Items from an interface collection
-- Opening Marker --

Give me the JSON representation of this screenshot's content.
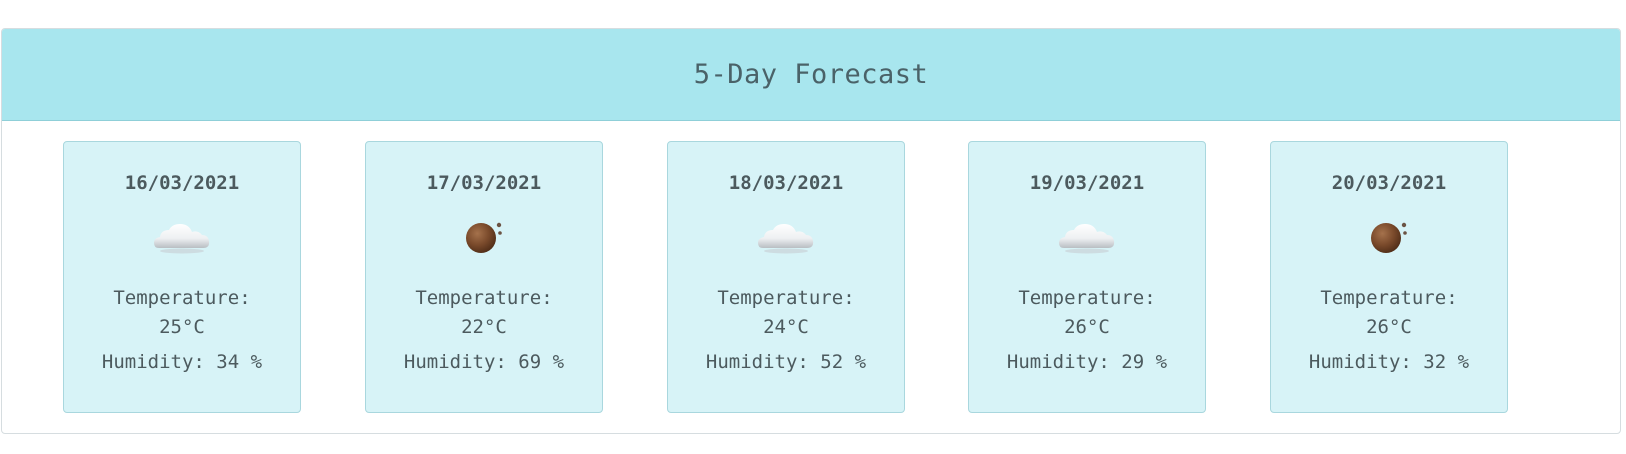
{
  "header": {
    "title": "5-Day Forecast"
  },
  "colors": {
    "header_bg": "#a8e6ee",
    "card_bg": "#d7f3f7",
    "text": "#4c5a5e"
  },
  "forecast": [
    {
      "date": "16/03/2021",
      "icon": "cloud-icon",
      "temp_label": "Temperature:",
      "temp_value": "25°C",
      "humidity": "Humidity: 34 %"
    },
    {
      "date": "17/03/2021",
      "icon": "moon-icon",
      "temp_label": "Temperature:",
      "temp_value": "22°C",
      "humidity": "Humidity: 69 %"
    },
    {
      "date": "18/03/2021",
      "icon": "cloud-icon",
      "temp_label": "Temperature:",
      "temp_value": "24°C",
      "humidity": "Humidity: 52 %"
    },
    {
      "date": "19/03/2021",
      "icon": "cloud-icon",
      "temp_label": "Temperature:",
      "temp_value": "26°C",
      "humidity": "Humidity: 29 %"
    },
    {
      "date": "20/03/2021",
      "icon": "moon-icon",
      "temp_label": "Temperature:",
      "temp_value": "26°C",
      "humidity": "Humidity: 32 %"
    }
  ]
}
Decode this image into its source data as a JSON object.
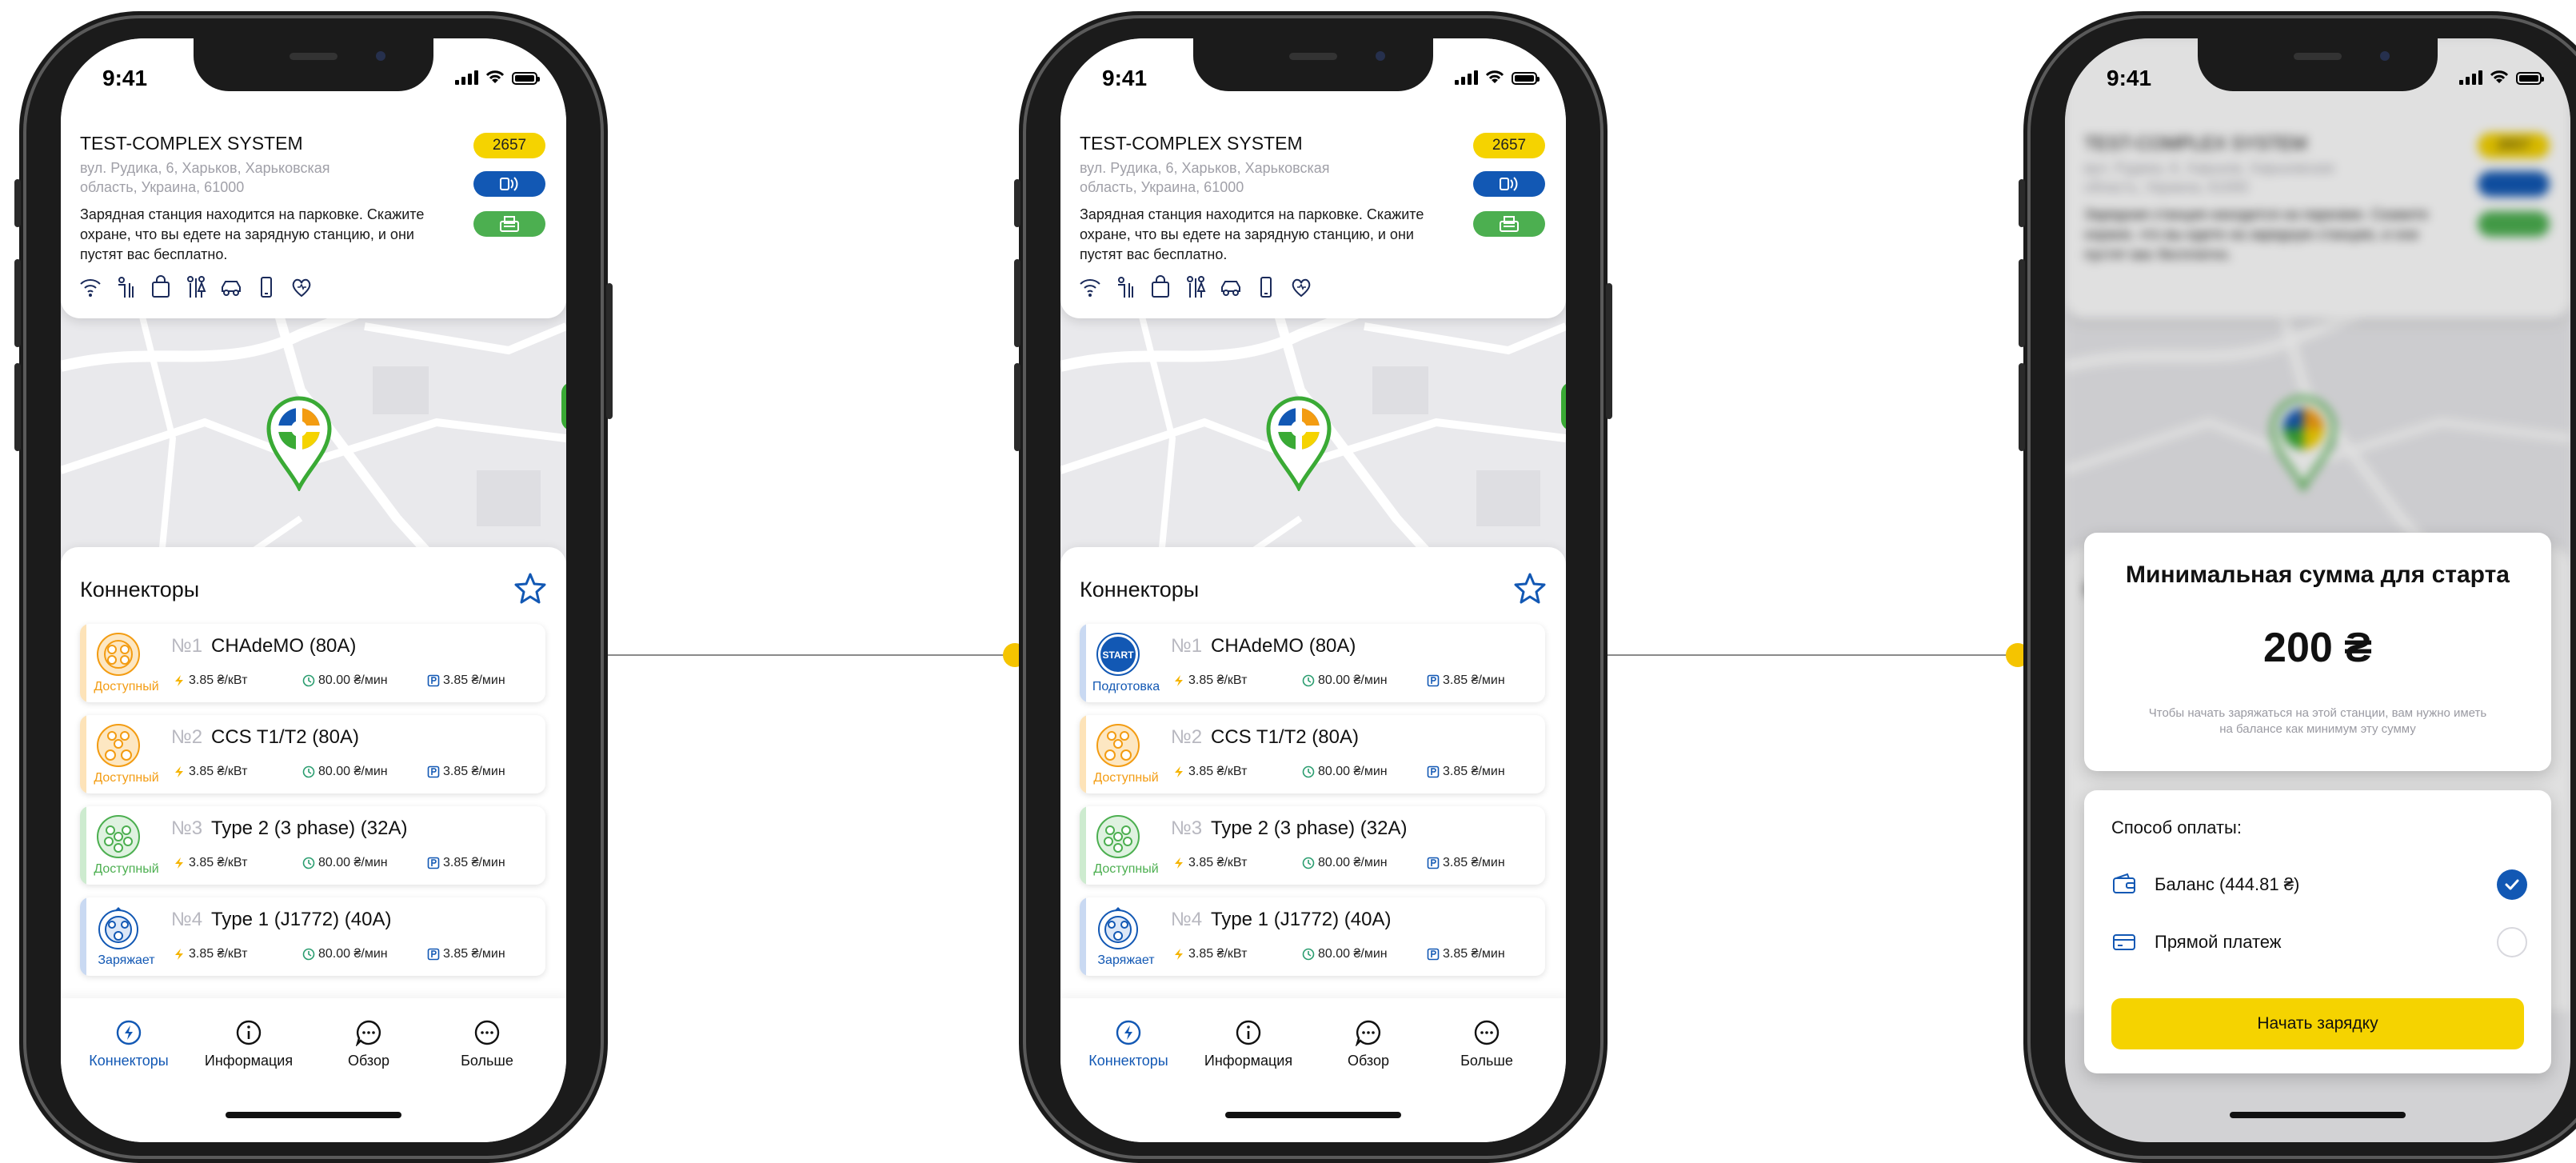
{
  "colors": {
    "brand_blue": "#1258b4",
    "brand_yellow": "#f5d300",
    "available_orange": "#f39c12",
    "available_green": "#4caf50",
    "charging_blue": "#1258b4",
    "connector_line": "#8a8a8a"
  },
  "status_bar": {
    "time": "9:41"
  },
  "station": {
    "name": "TEST-COMPLEX SYSTEM",
    "address": "вул. Рудика, 6, Харьков, Харьковская область, Украина, 61000",
    "description": "Зарядная станция находится на парковке. Скажите охране, что вы едете на зарядную станцию, и они пустят вас бесплатно.",
    "badge_id": "2657",
    "amenities": [
      "wifi-icon",
      "restroom-icon",
      "shopping-bag-icon",
      "toilet-icon",
      "car-icon",
      "phone-icon",
      "heart-icon"
    ]
  },
  "connectors_panel": {
    "title": "Коннекторы"
  },
  "screens": [
    {
      "connectors": [
        {
          "number": "№1",
          "name": "CHAdeMO (80A)",
          "status": "Доступный",
          "status_color": "#f39c12",
          "icon": "chademo-icon",
          "price_kwh": "3.85 ₴/кВт",
          "price_min": "80.00 ₴/мин",
          "price_parking": "3.85 ₴/мин"
        },
        {
          "number": "№2",
          "name": "CCS T1/T2 (80A)",
          "status": "Доступный",
          "status_color": "#f39c12",
          "icon": "ccs-icon",
          "price_kwh": "3.85 ₴/кВт",
          "price_min": "80.00 ₴/мин",
          "price_parking": "3.85 ₴/мин"
        },
        {
          "number": "№3",
          "name": "Type 2 (3 phase) (32A)",
          "status": "Доступный",
          "status_color": "#4caf50",
          "icon": "type2-icon",
          "price_kwh": "3.85 ₴/кВт",
          "price_min": "80.00 ₴/мин",
          "price_parking": "3.85 ₴/мин"
        },
        {
          "number": "№4",
          "name": "Type 1 (J1772) (40A)",
          "status": "Заряжает",
          "status_color": "#1258b4",
          "icon": "type1-icon",
          "price_kwh": "3.85 ₴/кВт",
          "price_min": "80.00 ₴/мин",
          "price_parking": "3.85 ₴/мин"
        }
      ]
    },
    {
      "connectors": [
        {
          "number": "№1",
          "name": "CHAdeMO (80A)",
          "status": "Подготовка",
          "status_color": "#1258b4",
          "icon": "start-icon",
          "start_label": "START",
          "price_kwh": "3.85 ₴/кВт",
          "price_min": "80.00 ₴/мин",
          "price_parking": "3.85 ₴/мин"
        },
        {
          "number": "№2",
          "name": "CCS T1/T2 (80A)",
          "status": "Доступный",
          "status_color": "#f39c12",
          "icon": "ccs-icon",
          "price_kwh": "3.85 ₴/кВт",
          "price_min": "80.00 ₴/мин",
          "price_parking": "3.85 ₴/мин"
        },
        {
          "number": "№3",
          "name": "Type 2 (3 phase) (32A)",
          "status": "Доступный",
          "status_color": "#4caf50",
          "icon": "type2-icon",
          "price_kwh": "3.85 ₴/кВт",
          "price_min": "80.00 ₴/мин",
          "price_parking": "3.85 ₴/мин"
        },
        {
          "number": "№4",
          "name": "Type 1 (J1772) (40A)",
          "status": "Заряжает",
          "status_color": "#1258b4",
          "icon": "type1-icon",
          "price_kwh": "3.85 ₴/кВт",
          "price_min": "80.00 ₴/мин",
          "price_parking": "3.85 ₴/мин"
        }
      ]
    }
  ],
  "tabs": [
    {
      "label": "Коннекторы",
      "icon": "lightning-icon",
      "active": true
    },
    {
      "label": "Информация",
      "icon": "info-icon",
      "active": false
    },
    {
      "label": "Обзор",
      "icon": "chat-icon",
      "active": false
    },
    {
      "label": "Больше",
      "icon": "more-icon",
      "active": false
    }
  ],
  "payment_modal": {
    "title": "Минимальная сумма для старта",
    "amount": "200 ₴",
    "note": "Чтобы начать заряжаться на этой станции, вам нужно иметь на балансе как минимум эту сумму",
    "method_label": "Способ оплаты:",
    "methods": [
      {
        "label": "Баланс (444.81 ₴)",
        "icon": "wallet-icon",
        "selected": true
      },
      {
        "label": "Прямой платеж",
        "icon": "credit-card-icon",
        "selected": false
      }
    ],
    "start_button": "Начать зарядку"
  }
}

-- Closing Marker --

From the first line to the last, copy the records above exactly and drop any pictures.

Give me the JSON representation of this screenshot's content.
{
  "header": {
    "title": "5-Day Forecast"
  },
  "colors": {
    "header_bg": "#a8e6ee",
    "card_bg": "#d7f3f7",
    "text": "#4c5a5e"
  },
  "forecast": [
    {
      "date": "16/03/2021",
      "icon": "cloud-icon",
      "temp_label": "Temperature:",
      "temp_value": "25°C",
      "humidity": "Humidity: 34 %"
    },
    {
      "date": "17/03/2021",
      "icon": "moon-icon",
      "temp_label": "Temperature:",
      "temp_value": "22°C",
      "humidity": "Humidity: 69 %"
    },
    {
      "date": "18/03/2021",
      "icon": "cloud-icon",
      "temp_label": "Temperature:",
      "temp_value": "24°C",
      "humidity": "Humidity: 52 %"
    },
    {
      "date": "19/03/2021",
      "icon": "cloud-icon",
      "temp_label": "Temperature:",
      "temp_value": "26°C",
      "humidity": "Humidity: 29 %"
    },
    {
      "date": "20/03/2021",
      "icon": "moon-icon",
      "temp_label": "Temperature:",
      "temp_value": "26°C",
      "humidity": "Humidity: 32 %"
    }
  ]
}
Decode this image into its source data as a JSON object.
{
  "colors": {
    "brand_blue": "#1258b4",
    "brand_yellow": "#f5d300",
    "available_orange": "#f39c12",
    "available_green": "#4caf50",
    "charging_blue": "#1258b4",
    "connector_line": "#8a8a8a"
  },
  "status_bar": {
    "time": "9:41"
  },
  "station": {
    "name": "TEST-COMPLEX SYSTEM",
    "address": "вул. Рудика, 6, Харьков, Харьковская область, Украина, 61000",
    "description": "Зарядная станция находится на парковке. Скажите охране, что вы едете на зарядную станцию, и они пустят вас бесплатно.",
    "badge_id": "2657",
    "amenities": [
      "wifi-icon",
      "restroom-icon",
      "shopping-bag-icon",
      "toilet-icon",
      "car-icon",
      "phone-icon",
      "heart-icon"
    ]
  },
  "connectors_panel": {
    "title": "Коннекторы"
  },
  "screens": [
    {
      "connectors": [
        {
          "number": "№1",
          "name": "CHAdeMO (80A)",
          "status": "Доступный",
          "status_color": "#f39c12",
          "icon": "chademo-icon",
          "price_kwh": "3.85 ₴/кВт",
          "price_min": "80.00 ₴/мин",
          "price_parking": "3.85 ₴/мин"
        },
        {
          "number": "№2",
          "name": "CCS T1/T2 (80A)",
          "status": "Доступный",
          "status_color": "#f39c12",
          "icon": "ccs-icon",
          "price_kwh": "3.85 ₴/кВт",
          "price_min": "80.00 ₴/мин",
          "price_parking": "3.85 ₴/мин"
        },
        {
          "number": "№3",
          "name": "Type 2 (3 phase) (32A)",
          "status": "Доступный",
          "status_color": "#4caf50",
          "icon": "type2-icon",
          "price_kwh": "3.85 ₴/кВт",
          "price_min": "80.00 ₴/мин",
          "price_parking": "3.85 ₴/мин"
        },
        {
          "number": "№4",
          "name": "Type 1 (J1772) (40A)",
          "status": "Заряжает",
          "status_color": "#1258b4",
          "icon": "type1-icon",
          "price_kwh": "3.85 ₴/кВт",
          "price_min": "80.00 ₴/мин",
          "price_parking": "3.85 ₴/мин"
        }
      ]
    },
    {
      "connectors": [
        {
          "number": "№1",
          "name": "CHAdeMO (80A)",
          "status": "Подготовка",
          "status_color": "#1258b4",
          "icon": "start-icon",
          "start_label": "START",
          "price_kwh": "3.85 ₴/кВт",
          "price_min": "80.00 ₴/мин",
          "price_parking": "3.85 ₴/мин"
        },
        {
          "number": "№2",
          "name": "CCS T1/T2 (80A)",
          "status": "Доступный",
          "status_color": "#f39c12",
          "icon": "ccs-icon",
          "price_kwh": "3.85 ₴/кВт",
          "price_min": "80.00 ₴/мин",
          "price_parking": "3.85 ₴/мин"
        },
        {
          "number": "№3",
          "name": "Type 2 (3 phase) (32A)",
          "status": "Доступный",
          "status_color": "#4caf50",
          "icon": "type2-icon",
          "price_kwh": "3.85 ₴/кВт",
          "price_min": "80.00 ₴/мин",
          "price_parking": "3.85 ₴/мин"
        },
        {
          "number": "№4",
          "name": "Type 1 (J1772) (40A)",
          "status": "Заряжает",
          "status_color": "#1258b4",
          "icon": "type1-icon",
          "price_kwh": "3.85 ₴/кВт",
          "price_min": "80.00 ₴/мин",
          "price_parking": "3.85 ₴/мин"
        }
      ]
    }
  ],
  "tabs": [
    {
      "label": "Коннекторы",
      "icon": "lightning-icon",
      "active": true
    },
    {
      "label": "Информация",
      "icon": "info-icon",
      "active": false
    },
    {
      "label": "Обзор",
      "icon": "chat-icon",
      "active": false
    },
    {
      "label": "Больше",
      "icon": "more-icon",
      "active": false
    }
  ],
  "payment_modal": {
    "title": "Минимальная сумма для старта",
    "amount": "200 ₴",
    "note": "Чтобы начать заряжаться на этой станции, вам нужно иметь на балансе как минимум эту сумму",
    "method_label": "Способ оплаты:",
    "methods": [
      {
        "label": "Баланс (444.81 ₴)",
        "icon": "wallet-icon",
        "selected": true
      },
      {
        "label": "Прямой платеж",
        "icon": "credit-card-icon",
        "selected": false
      }
    ],
    "start_button": "Начать зарядку"
  }
}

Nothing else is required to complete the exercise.